UK's car production hit a record 10-year high in 2015, according to figures released by the Society of Motor Manufacturers and Traders (SMMT) on 21 January. The organisation said that a rise in car exports, brought about by growing EU demand has contributed to the auto manufacturing industry experiencing an all-time high in production output.
The SMMT said that British car output rose by 3.9% in 2015, with a total of 1.59 million cars being manufactured within the country. In 2014, the industry body saw almost 4% growth in manufacturing, with almost 80% of all cars produced being shipped to other nations.

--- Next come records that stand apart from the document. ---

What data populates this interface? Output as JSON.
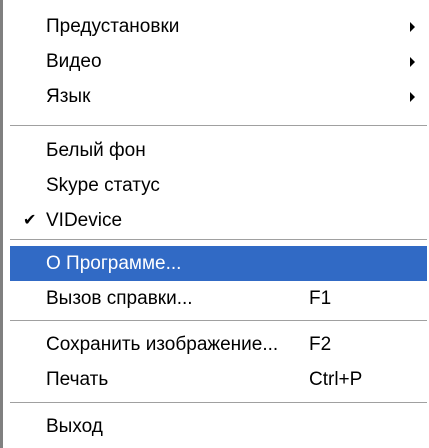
{
  "menu": {
    "highlight_color": "#316ac5",
    "items": [
      {
        "label": "Предустановки",
        "submenu": true
      },
      {
        "label": "Видео",
        "submenu": true
      },
      {
        "label": "Язык",
        "submenu": true
      },
      {
        "label": "Белый фон"
      },
      {
        "label": "Skype статус"
      },
      {
        "label": "VIDevice",
        "checked": true,
        "check_glyph": "✔"
      },
      {
        "label": "О Программе...",
        "highlighted": true
      },
      {
        "label": "Вызов справки...",
        "shortcut": "F1"
      },
      {
        "label": "Сохранить изображение...",
        "shortcut": "F2"
      },
      {
        "label": "Печать",
        "shortcut": "Ctrl+P"
      },
      {
        "label": "Выход"
      }
    ]
  }
}
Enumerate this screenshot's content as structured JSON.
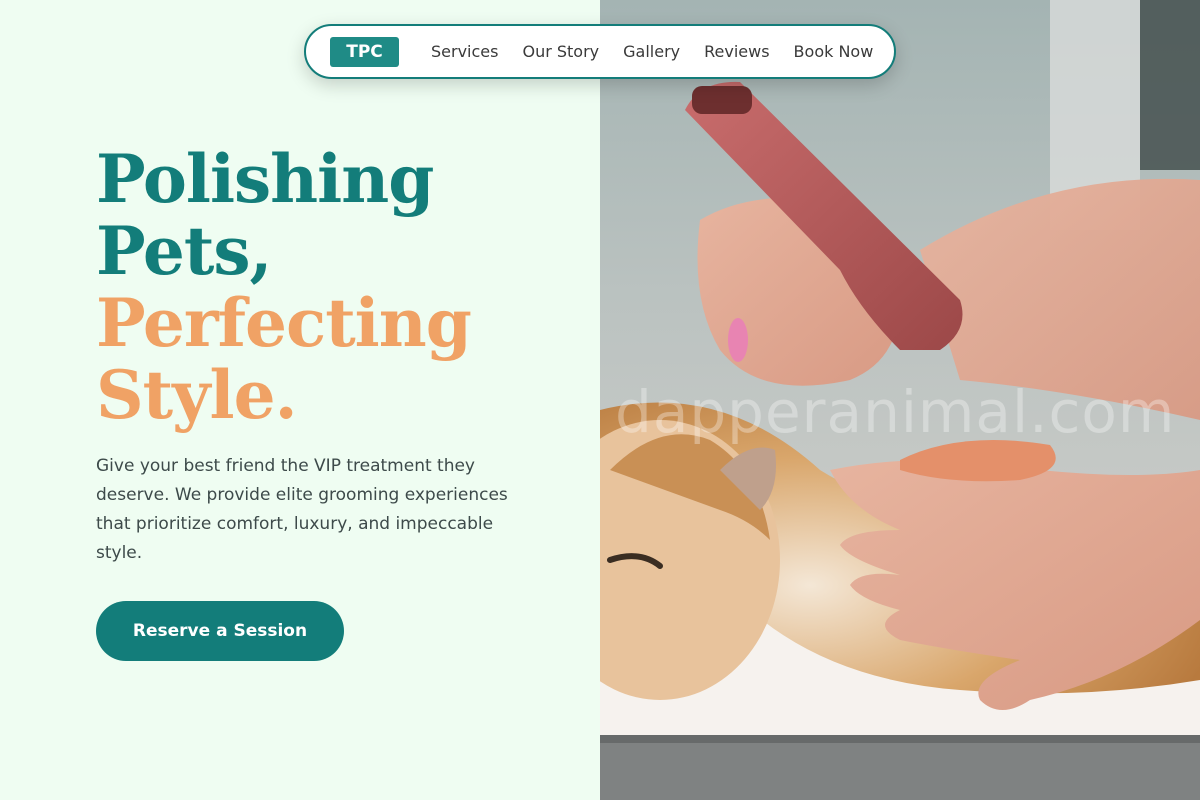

The organisation said that over three quarters of British manufactured cars are exported abroad. It has also noted an 11.3% rise in demand in the EU, UK's biggest export market. Commenting on the UK's automobile trade relations with the EU, SMMT chief executive Mike Hawes said: "Europe is our biggest trading partner and the UK's membership of the European Union is vital for the automotive sector in order to secure future growth and jobs."
The SMMT noted that while demand in the EU continued to grow in the past few years, Russia and China, two of Britain's key export markets, saw a marked decline with the shift in economy. Exports to Russia fell by 70% and China exports dropped to 37.5%.
Nissan said that its exports to Russia, which until 2014, was the car company's most vital export destination, was now virtually "impossible" to export to, according to a report by Reuters. Colin Lawther, Nissan's senior VP, responsible for manufacturing, supply chain management and purchasing in the EU said: "Russia used to be our biggest market and because of the currency effect we stopped shipping cars into Russia."
Nissan was eclipsed by the Jaguar Land Rover (JLR) in car production, which saw a 9% increase in its automobile output in 2015. BMW and Toyota also saw some growth in production. UK manufacturers have also noted double digit growth in Australia, South Korea, Japan and Turkey, Sky News reported.
However, economic issues in Russia and China continue to pose a threat to the industry, severely affecting export rates. Hawes summed up the current economic climate accurately when he said: "Continued growth in an intensely competitive global marketplace is far from guaranteed, however, and depends heavily on global economic conditions and political stability."